# Task directions
Could you copy every line of the data that contains "name"?

-- Data for analysis follows --

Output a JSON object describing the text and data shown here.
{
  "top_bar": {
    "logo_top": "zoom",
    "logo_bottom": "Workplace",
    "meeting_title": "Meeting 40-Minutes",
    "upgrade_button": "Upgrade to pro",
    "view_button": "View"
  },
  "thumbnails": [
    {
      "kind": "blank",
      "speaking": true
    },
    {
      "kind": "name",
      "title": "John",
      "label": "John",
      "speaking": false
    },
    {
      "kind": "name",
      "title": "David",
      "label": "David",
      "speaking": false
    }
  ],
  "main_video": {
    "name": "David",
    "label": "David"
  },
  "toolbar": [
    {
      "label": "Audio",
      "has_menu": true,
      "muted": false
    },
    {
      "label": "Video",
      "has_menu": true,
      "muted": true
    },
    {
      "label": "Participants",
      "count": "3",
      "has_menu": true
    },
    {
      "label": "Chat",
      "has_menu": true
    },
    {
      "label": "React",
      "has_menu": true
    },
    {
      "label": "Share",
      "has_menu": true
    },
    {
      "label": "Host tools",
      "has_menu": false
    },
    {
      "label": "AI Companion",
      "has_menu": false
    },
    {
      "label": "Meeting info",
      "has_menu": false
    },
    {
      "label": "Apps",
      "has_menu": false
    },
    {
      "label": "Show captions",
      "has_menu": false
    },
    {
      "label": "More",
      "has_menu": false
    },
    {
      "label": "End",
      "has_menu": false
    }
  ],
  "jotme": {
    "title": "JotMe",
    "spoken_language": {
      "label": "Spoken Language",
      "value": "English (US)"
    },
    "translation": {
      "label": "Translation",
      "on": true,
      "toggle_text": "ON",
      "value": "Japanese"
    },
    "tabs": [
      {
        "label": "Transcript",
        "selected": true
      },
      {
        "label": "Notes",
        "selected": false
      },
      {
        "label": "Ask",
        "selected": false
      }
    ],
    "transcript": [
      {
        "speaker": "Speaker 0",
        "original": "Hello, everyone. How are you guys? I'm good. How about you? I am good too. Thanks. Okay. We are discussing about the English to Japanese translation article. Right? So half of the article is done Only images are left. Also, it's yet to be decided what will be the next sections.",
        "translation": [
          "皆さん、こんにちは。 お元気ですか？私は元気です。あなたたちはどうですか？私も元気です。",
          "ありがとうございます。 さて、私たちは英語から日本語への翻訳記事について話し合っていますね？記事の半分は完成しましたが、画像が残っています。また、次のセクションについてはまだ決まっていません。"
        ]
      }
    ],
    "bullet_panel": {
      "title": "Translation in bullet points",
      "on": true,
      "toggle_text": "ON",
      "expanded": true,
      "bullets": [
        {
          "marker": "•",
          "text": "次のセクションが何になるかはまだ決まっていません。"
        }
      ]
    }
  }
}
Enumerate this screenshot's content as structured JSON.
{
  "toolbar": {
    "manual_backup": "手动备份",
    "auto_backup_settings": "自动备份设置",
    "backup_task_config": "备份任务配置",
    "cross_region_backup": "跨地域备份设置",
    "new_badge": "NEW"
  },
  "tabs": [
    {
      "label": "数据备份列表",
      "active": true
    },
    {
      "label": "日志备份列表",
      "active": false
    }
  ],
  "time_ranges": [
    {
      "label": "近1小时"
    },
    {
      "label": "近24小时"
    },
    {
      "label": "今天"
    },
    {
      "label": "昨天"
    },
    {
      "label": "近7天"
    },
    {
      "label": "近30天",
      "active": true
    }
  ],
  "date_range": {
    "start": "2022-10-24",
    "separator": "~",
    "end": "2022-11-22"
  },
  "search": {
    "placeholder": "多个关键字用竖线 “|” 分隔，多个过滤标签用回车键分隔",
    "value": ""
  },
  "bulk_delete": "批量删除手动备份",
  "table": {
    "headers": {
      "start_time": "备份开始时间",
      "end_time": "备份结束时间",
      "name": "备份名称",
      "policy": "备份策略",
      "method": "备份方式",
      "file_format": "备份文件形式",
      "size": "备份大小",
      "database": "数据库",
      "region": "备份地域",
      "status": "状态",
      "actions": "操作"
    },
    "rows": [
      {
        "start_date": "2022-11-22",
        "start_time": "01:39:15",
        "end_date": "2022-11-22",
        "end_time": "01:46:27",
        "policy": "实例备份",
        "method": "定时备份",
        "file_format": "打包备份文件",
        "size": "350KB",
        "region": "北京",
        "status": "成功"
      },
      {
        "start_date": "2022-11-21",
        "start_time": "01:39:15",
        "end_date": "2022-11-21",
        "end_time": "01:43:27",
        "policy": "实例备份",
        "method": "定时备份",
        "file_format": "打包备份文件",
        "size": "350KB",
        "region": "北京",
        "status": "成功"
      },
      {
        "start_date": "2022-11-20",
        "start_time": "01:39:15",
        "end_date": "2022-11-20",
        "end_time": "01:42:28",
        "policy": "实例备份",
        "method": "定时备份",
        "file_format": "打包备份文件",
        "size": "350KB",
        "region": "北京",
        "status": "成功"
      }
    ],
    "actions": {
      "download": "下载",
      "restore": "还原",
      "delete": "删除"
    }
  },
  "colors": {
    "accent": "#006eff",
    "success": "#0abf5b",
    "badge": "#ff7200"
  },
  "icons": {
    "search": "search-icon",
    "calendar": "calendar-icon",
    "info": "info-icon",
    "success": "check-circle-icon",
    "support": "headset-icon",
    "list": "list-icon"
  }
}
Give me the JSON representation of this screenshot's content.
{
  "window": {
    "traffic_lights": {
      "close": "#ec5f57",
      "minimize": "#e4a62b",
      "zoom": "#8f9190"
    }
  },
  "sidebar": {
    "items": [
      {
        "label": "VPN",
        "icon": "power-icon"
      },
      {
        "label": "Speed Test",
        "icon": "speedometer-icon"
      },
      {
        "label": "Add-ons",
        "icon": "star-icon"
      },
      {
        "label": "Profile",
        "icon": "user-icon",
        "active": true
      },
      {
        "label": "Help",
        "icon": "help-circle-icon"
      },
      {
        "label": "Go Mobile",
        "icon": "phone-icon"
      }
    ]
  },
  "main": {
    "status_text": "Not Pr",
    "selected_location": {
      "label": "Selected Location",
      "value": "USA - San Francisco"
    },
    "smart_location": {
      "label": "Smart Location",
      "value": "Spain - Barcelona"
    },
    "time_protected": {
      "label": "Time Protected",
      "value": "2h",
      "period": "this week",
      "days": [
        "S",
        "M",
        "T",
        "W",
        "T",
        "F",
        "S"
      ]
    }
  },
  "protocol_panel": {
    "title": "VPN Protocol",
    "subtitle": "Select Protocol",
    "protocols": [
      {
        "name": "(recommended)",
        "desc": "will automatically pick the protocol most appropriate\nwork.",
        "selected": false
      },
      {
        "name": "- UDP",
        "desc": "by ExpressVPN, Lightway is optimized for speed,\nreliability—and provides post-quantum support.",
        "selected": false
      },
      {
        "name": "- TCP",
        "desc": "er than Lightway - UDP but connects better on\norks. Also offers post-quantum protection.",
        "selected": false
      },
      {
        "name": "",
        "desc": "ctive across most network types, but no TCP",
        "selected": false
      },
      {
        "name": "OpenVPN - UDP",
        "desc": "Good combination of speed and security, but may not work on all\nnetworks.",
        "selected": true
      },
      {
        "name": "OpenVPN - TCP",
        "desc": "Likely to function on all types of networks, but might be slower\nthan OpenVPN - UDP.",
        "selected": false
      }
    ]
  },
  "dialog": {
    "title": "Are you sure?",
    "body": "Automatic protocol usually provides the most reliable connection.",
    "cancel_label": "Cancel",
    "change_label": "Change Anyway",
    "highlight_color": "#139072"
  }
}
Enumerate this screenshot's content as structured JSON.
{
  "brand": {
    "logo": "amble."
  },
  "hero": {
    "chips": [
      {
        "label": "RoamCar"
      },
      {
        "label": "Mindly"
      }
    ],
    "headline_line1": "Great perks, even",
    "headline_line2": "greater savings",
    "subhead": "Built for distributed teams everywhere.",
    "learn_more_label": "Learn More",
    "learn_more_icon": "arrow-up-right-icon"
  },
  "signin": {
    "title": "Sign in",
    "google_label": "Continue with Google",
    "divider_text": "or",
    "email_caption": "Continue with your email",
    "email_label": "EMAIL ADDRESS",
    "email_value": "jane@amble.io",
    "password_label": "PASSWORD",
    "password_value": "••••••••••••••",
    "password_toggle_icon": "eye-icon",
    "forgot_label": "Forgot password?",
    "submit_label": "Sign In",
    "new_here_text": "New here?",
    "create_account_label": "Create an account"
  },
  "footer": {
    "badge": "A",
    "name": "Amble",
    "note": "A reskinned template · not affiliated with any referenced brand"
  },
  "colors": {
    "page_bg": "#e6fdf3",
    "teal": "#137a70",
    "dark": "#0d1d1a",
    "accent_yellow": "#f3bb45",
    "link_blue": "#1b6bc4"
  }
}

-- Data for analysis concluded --

# Exercise output
      "kind": "name",
      "kind": "name",
    "name": "David",
      "name": "备份名称",
        "name": "(recommended)",
        "name": "- UDP",
        "name": "- TCP",
        "name": "",
        "name": "OpenVPN - UDP",
        "name": "OpenVPN - TCP",
    "name": "Amble",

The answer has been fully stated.